View Full Version : vertical menu produces white blocks in IE7

09-25-2006, 04:28 AM
1) Script Title: Anylink vertical menu

2) Script URL (on DD): http://www.dynamicdrive.com/dynamicindex1/dropmenuindex.htm

3) Describe problem: Looks fantastic in most other browsers, but in IE7 (new) each main menu creates a white box under it the same size as the menu boxes themselves. With this the menu becomes twice as big and goes underneath other things on the page.

See the site in your browser, then see it in IE7.


Thing is i remember having ths same problem with another browser and fixed it, now cant remember what I did!!!


09-26-2006, 01:07 AM
I don't have IE7, so I cannot comment on that particular aspect, but there are other issues.

If you don't have Chris Pederick's Web Developer extension for Firefox, I suggest you get it, and then disable images whilst look at your site. Notice how large chunks of content disappear? You're relying on images, in several places, to make foreground content readable, neglecting to specify a background colour. Foreground and background colours should be paired for this very reason.

It's clear that you've misunderstood the point of alternative image text, not least because its inclusion is sporadic (the alt attribute is required). When an image is considered content, the alt attribute value should act as a replacement for that image. For example, the content of the logo in the top-left is the text of that logo: "UK Driver Training Ltd.: Stay awake, stay alive." Similarly, the various links to more information use an image, but without any alternative text (such as simply, "More information"). Conversely, decorative images should have empty, or whitespace values. What use is including "fatigue.jpg" for 1px high line, particularly as the image should be replaced by a hr element or a border. Why "driver fatigue.img" for a spacer GIF? Moreover, why are there spacer GIFs at all? Use margins or padding.

The last rendering issue is a result of pixel dimensions. You've used font sizes (specified in pixels; a bad thing) that are far too small, and when exposed to a minimum font size control (such as provided by Firefox and Opera), the content overflows its container. You shouldn't need to specify an explicit height for the various text containers, instead allowing them to grow as required, but if you must, use em lengths which are proportional to font size. Also, use percentages when specifying font sizes: the smallest text should not be smaller than 85% of the browser default.

<h2>Driver Fatigue is a major problem all over the
world.

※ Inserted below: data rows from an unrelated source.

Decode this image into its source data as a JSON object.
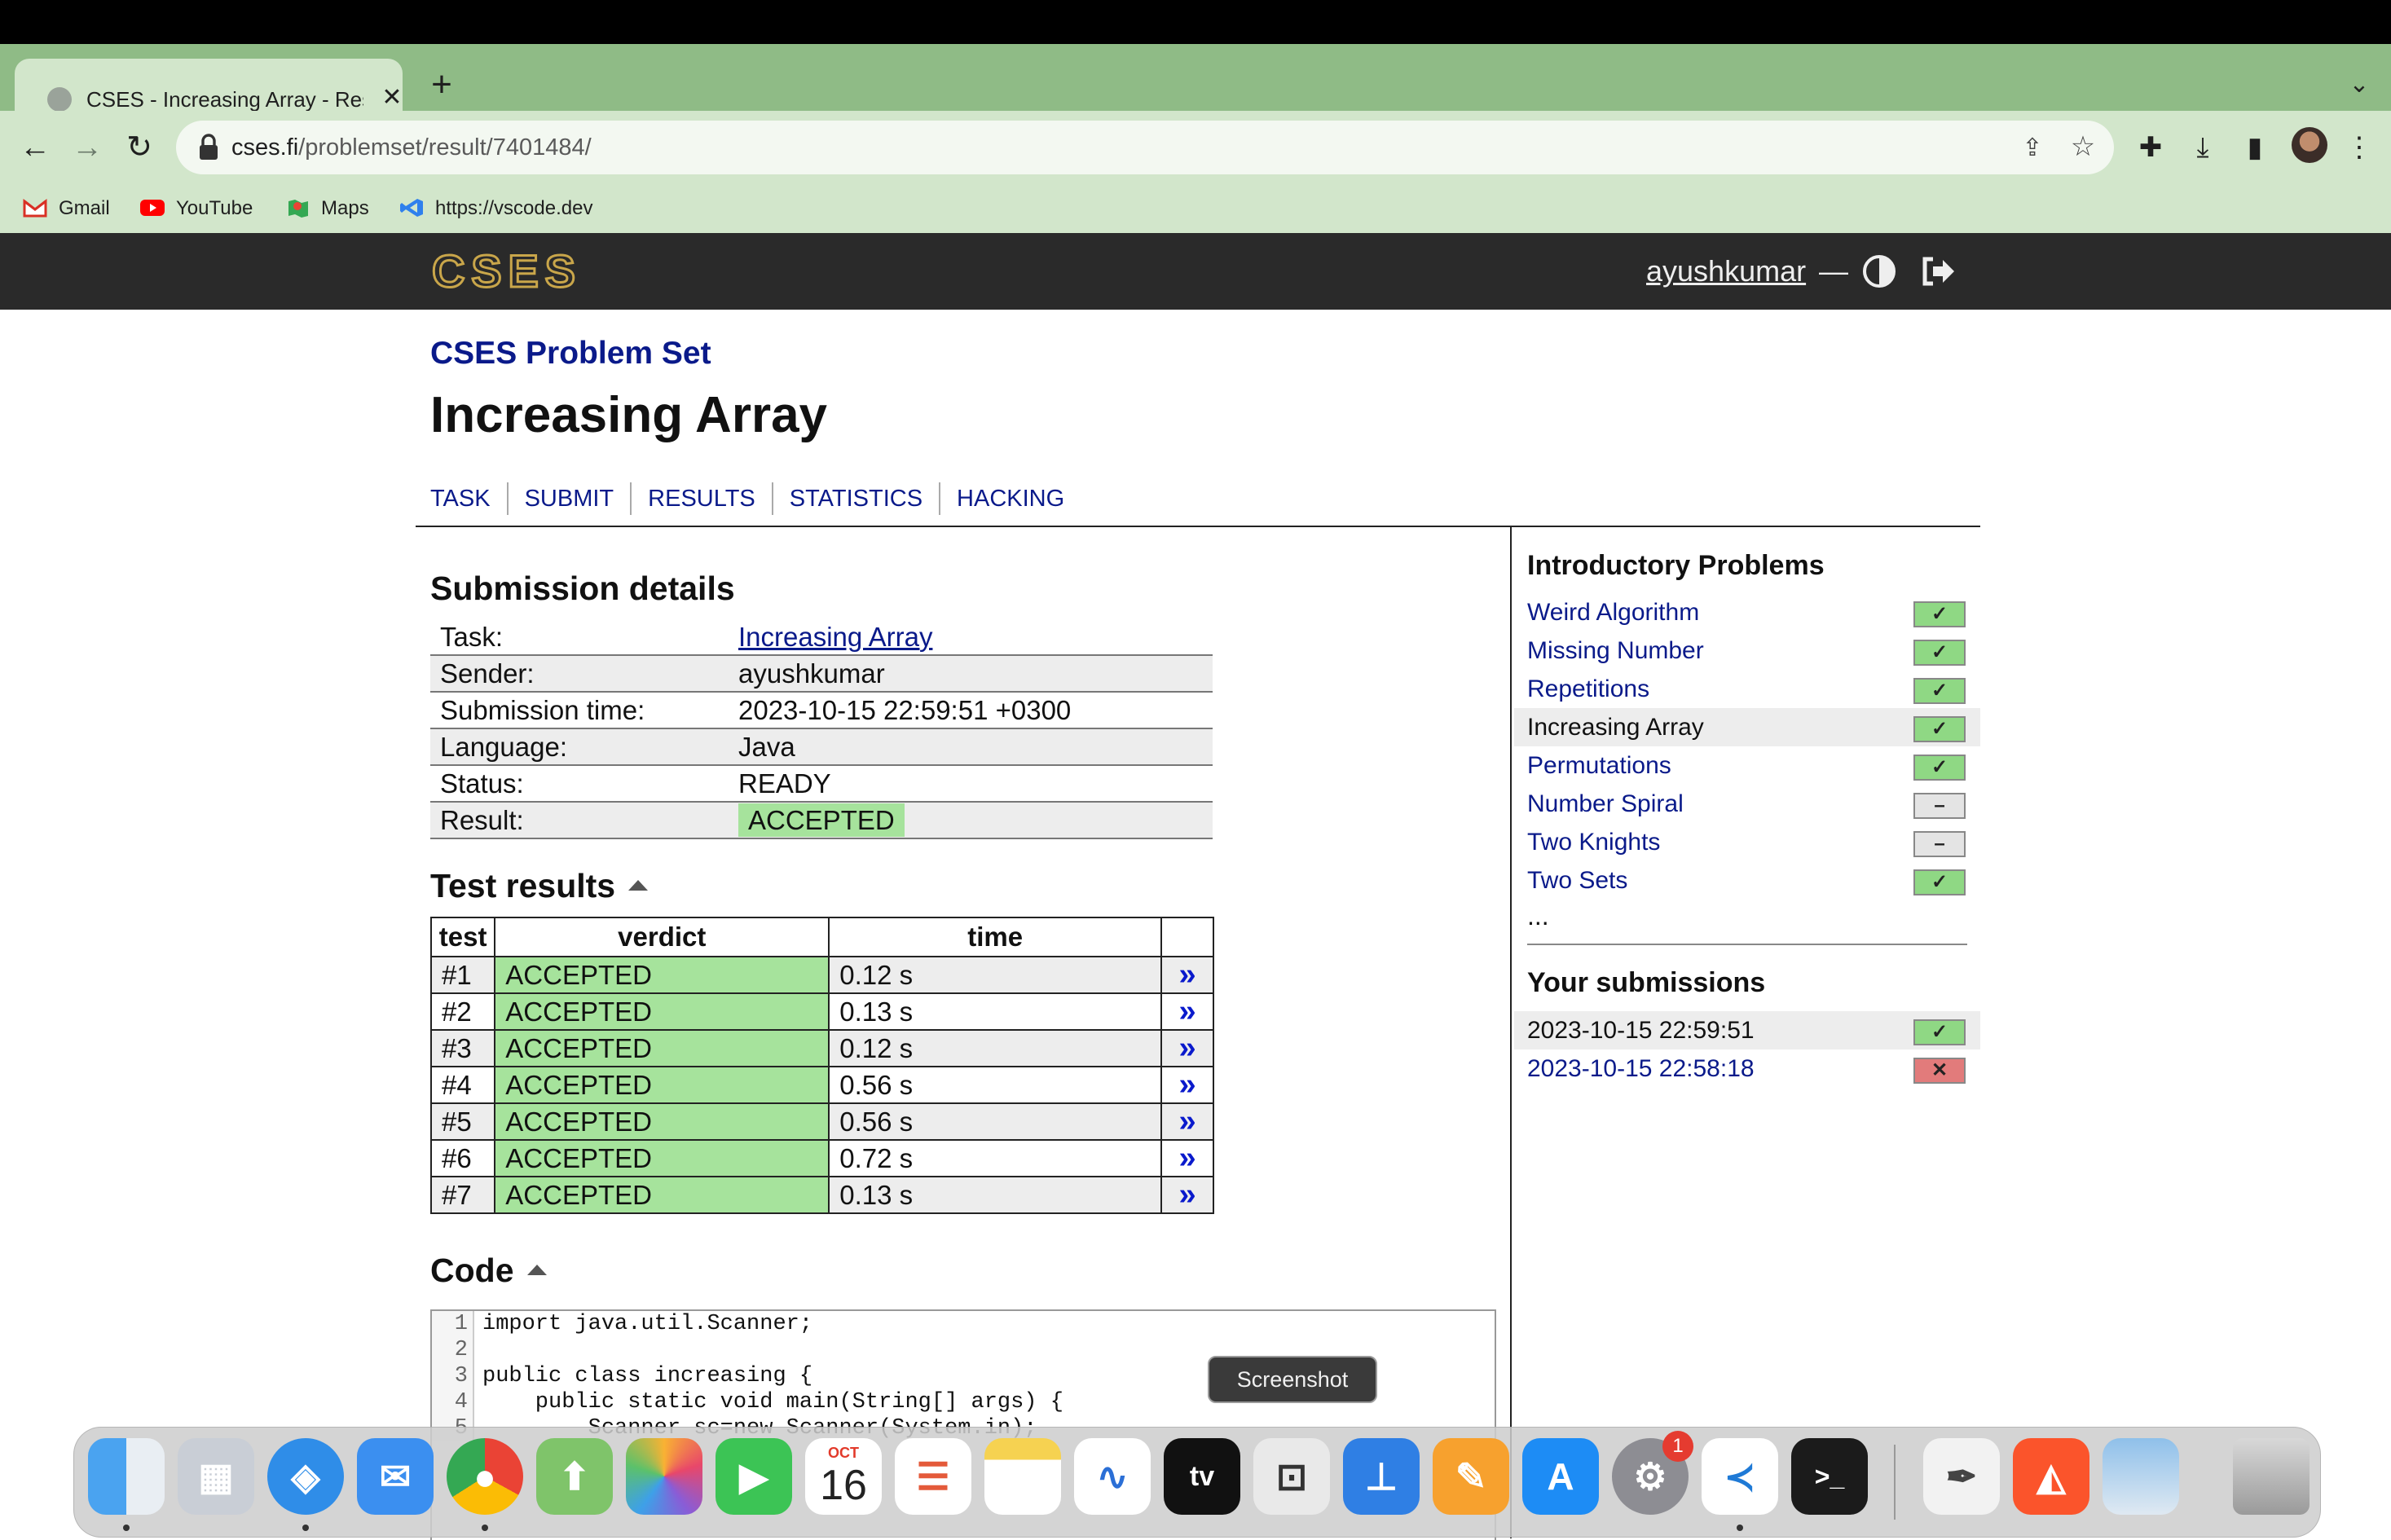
{
  "browser": {
    "tab_title": "CSES - Increasing Array - Result",
    "tab_close": "✕",
    "new_tab": "+",
    "tab_list": "⌄",
    "url_host": "cses.fi",
    "url_path": "/problemset/result/7401484/",
    "bookmarks": [
      {
        "label": "Gmail",
        "icon": "gmail-icon",
        "color": "#d93025"
      },
      {
        "label": "YouTube",
        "icon": "youtube-icon",
        "color": "#ff0000"
      },
      {
        "label": "Maps",
        "icon": "maps-icon",
        "color": "#34a853"
      },
      {
        "label": "https://vscode.dev",
        "icon": "vscode-icon",
        "color": "#2f80ed"
      }
    ]
  },
  "site": {
    "logo_text": "CSES",
    "username": "ayushkumar",
    "dash": "—"
  },
  "page": {
    "breadcrumb": "CSES Problem Set",
    "title": "Increasing Array",
    "nav": [
      "TASK",
      "SUBMIT",
      "RESULTS",
      "STATISTICS",
      "HACKING"
    ]
  },
  "submission": {
    "heading": "Submission details",
    "rows": [
      {
        "label": "Task:",
        "value": "Increasing Array"
      },
      {
        "label": "Sender:",
        "value": "ayushkumar"
      },
      {
        "label": "Submission time:",
        "value": "2023-10-15 22:59:51 +0300"
      },
      {
        "label": "Language:",
        "value": "Java"
      },
      {
        "label": "Status:",
        "value": "READY"
      },
      {
        "label": "Result:",
        "value": "ACCEPTED"
      }
    ]
  },
  "tests": {
    "heading": "Test results",
    "headers": [
      "test",
      "verdict",
      "time"
    ],
    "rows": [
      {
        "test": "#1",
        "verdict": "ACCEPTED",
        "time": "0.12 s"
      },
      {
        "test": "#2",
        "verdict": "ACCEPTED",
        "time": "0.13 s"
      },
      {
        "test": "#3",
        "verdict": "ACCEPTED",
        "time": "0.12 s"
      },
      {
        "test": "#4",
        "verdict": "ACCEPTED",
        "time": "0.56 s"
      },
      {
        "test": "#5",
        "verdict": "ACCEPTED",
        "time": "0.56 s"
      },
      {
        "test": "#6",
        "verdict": "ACCEPTED",
        "time": "0.72 s"
      },
      {
        "test": "#7",
        "verdict": "ACCEPTED",
        "time": "0.13 s"
      }
    ],
    "arrow": "»"
  },
  "code": {
    "heading": "Code",
    "lines": [
      {
        "n": "1",
        "text": "import java.util.Scanner;"
      },
      {
        "n": "2",
        "text": ""
      },
      {
        "n": "3",
        "text": "public class increasing {"
      },
      {
        "n": "4",
        "text": "    public static void main(String[] args) {"
      },
      {
        "n": "5",
        "text": "        Scanner sc=new Scanner(System.in);"
      }
    ]
  },
  "sidebar": {
    "heading": "Introductory Problems",
    "problems": [
      {
        "label": "Weird Algorithm",
        "status": "✓",
        "state": "ok"
      },
      {
        "label": "Missing Number",
        "status": "✓",
        "state": "ok"
      },
      {
        "label": "Repetitions",
        "status": "✓",
        "state": "ok"
      },
      {
        "label": "Increasing Array",
        "status": "✓",
        "state": "ok"
      },
      {
        "label": "Permutations",
        "status": "✓",
        "state": "ok"
      },
      {
        "label": "Number Spiral",
        "status": "–",
        "state": "none"
      },
      {
        "label": "Two Knights",
        "status": "–",
        "state": "none"
      },
      {
        "label": "Two Sets",
        "status": "✓",
        "state": "ok"
      }
    ],
    "ellipsis": "...",
    "submissions_heading": "Your submissions",
    "submissions": [
      {
        "label": "2023-10-15 22:59:51",
        "status": "✓",
        "state": "ok"
      },
      {
        "label": "2023-10-15 22:58:18",
        "status": "✕",
        "state": "bad"
      }
    ]
  },
  "tooltip": "Screenshot",
  "dock": {
    "calendar_month": "OCT",
    "calendar_day": "16",
    "notification_count": "1"
  }
}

Thousands of people are killed, or
seriously injured due to drivers falling
asleep at the wheel.</h2>

These elements are badly ordered. Heading levels reflect the structure of a document. In fact, the text, "Welcome", should be a level-one heading ("Driver fatigue consultants" isn't a heading at all), and the content of that h2 element should be a paragraph. Titles such as "Our Services" and "Latest News" are logical level-two headings, and "Fatigue Consultants" and "Fleet Training" are level-three.

Finally, if you must use XHTML (and that's doubtful), at least make sure it's valid, and you are using the Strict document type.


09-26-2006, 04:50 AM
Hi Mike,

thanks for the info, although I do feel its been given in quite a HARSH manner, and the understanding that this is my very first try at doing my own site is understated.

There are issues I need to rectify you are right, 'rome wasnt build in a day'!!

it's very difficult knowing what is the best approach to coding, or other things, especaily when there are so many conflicting views about how things should be done.

There was a reason why alt images where used with weird name, and images where called fatigue.jpg or so on, and that was for SEO purposses, and the site does have a good ranking and page 1 number 2 in google, way above proffesionally designed sites from multi million pound companies.

Although there are problems, and will be sorted, maybe a bit a recognition for trying wouldnt go a miss.